Rob Weir is right to take issue with this sort of attitude, and to be bothered by the fact that it’s increasingly common amongst college students who are digital natives. But Aaron Swartz was a creator of technology, not just a consumer of it. And he was nothing if not principled. Just because some people want stuff for free doesn’t mean that all people who want to free stuff are bad.
Rob Weir then goes on to trot out the oldest, saddest argument in the book against open access: the only way to cover the costs of journal production is by charging fees for access. A lot of the time when people like Rob Weir say this they believe that they are the hard-nosed realists who are speaking truth to a bunch of naive activists. In fact, the opposite is true — it is inevitably those people who have thought least about scholarly publishing and know little about open access who make this claim. People like Rob Weir are not spoiling the party for all us activists, they are simply late to it.
First argument is that journal production costs money. This is true. Luckily, no one has argued that it does not, so when you make this claim you are not actually disagreeing with anyone. The question is: how much money? A key claim of the open access movement is that journal costs can be radically lowered by using volunteer labor and open source technology. We claim that the main reason academics believe that production costs render open access impossible is because those academics have publications that are incredibly inefficient and, let’s face it, are simply too old to be able to figure out how to use new technology effectively.
The second argument here is about business model. Even with reduced production costs, journals need a revenue stream, don’t they? And isn’t the only way to get it to charge for our product? The answer to this is: no. There are many business models out there — and the less money you need, the more the number of possible options increase. You can seek subsidies, partner with a library or other institution, ask for donations (how much does NPR charge for its product?) or even give up copyediting (something some for-profit publishers have already done). The epitome of the ‘don’t we have to sell this in order to keep it going’ model is the AAA’s publication program, which is so far gone that they can’t even break even by selling their journals. And yet I’m sure that even as their ship is sinking, AAA members will be huddled together on its slowly descending tip coming up with new ways to do the same old thing.

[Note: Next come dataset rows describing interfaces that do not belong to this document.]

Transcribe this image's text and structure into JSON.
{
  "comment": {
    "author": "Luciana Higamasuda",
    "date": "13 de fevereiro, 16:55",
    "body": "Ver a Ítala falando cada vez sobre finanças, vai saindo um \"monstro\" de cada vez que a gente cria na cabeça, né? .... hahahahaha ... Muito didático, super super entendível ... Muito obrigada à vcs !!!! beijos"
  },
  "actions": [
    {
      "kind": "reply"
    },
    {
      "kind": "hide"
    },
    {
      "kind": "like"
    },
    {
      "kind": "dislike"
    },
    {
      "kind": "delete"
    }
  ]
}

The fact of the matter is that in a digital world, a sustainable publication needs people to care about it: volunteers to keep the software patched, peer reviewers to look over the articles, and libraries and foundations to cover the costs. Many journals have found a community which loves and cares for them. The reality of our present moment is that there are ton of baby-boomer-aged journals run by people who don’t have the energy to take care of them or the expertise to fun them efficiently online. Fewer and fewer people are reading them, and as our grad programs shrink to mer the job market, fewer and fewer people will be submitting to them. They are, at a basic level, unloved. And in a world where you are unloved, the only way to make ends meet is to pimp yourself out — which is exactly what academic journals do when they sign up with for-profit publishers.
I’ve read and appreciated Rob Weir’s columns many times and I have a lot of respect for the guy. But shame on him for writing such a poorly conceptualized, mean-hearted piece.